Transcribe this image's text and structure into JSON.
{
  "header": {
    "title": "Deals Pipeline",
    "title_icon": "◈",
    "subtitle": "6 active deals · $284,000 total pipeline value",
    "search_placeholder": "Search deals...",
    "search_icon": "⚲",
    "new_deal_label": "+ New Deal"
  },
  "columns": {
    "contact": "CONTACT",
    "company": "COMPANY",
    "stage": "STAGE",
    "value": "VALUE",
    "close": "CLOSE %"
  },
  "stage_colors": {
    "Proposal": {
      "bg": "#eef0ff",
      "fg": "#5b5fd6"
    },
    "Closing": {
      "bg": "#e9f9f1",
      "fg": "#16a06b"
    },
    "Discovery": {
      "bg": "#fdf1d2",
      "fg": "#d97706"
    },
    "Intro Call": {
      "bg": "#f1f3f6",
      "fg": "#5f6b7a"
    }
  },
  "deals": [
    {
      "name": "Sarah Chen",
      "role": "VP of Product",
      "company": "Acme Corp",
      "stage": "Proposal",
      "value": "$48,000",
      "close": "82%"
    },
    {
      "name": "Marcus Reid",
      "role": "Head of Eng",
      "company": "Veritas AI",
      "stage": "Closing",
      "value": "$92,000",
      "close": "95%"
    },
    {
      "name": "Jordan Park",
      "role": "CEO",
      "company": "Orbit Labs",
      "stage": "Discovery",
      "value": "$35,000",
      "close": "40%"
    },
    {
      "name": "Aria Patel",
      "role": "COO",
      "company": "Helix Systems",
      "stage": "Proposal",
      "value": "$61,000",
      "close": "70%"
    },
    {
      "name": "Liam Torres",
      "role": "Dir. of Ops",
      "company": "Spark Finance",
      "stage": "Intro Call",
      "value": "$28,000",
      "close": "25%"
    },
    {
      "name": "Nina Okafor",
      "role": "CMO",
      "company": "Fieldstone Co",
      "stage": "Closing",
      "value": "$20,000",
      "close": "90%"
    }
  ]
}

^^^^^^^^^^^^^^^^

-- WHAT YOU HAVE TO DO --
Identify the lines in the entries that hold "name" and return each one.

-- ANSWER TO THIS TASK --
      "name": "Sarah Chen",
      "name": "Marcus Reid",
      "name": "Jordan Park",
      "name": "Aria Patel",
      "name": "Liam Torres",
      "name": "Nina Okafor",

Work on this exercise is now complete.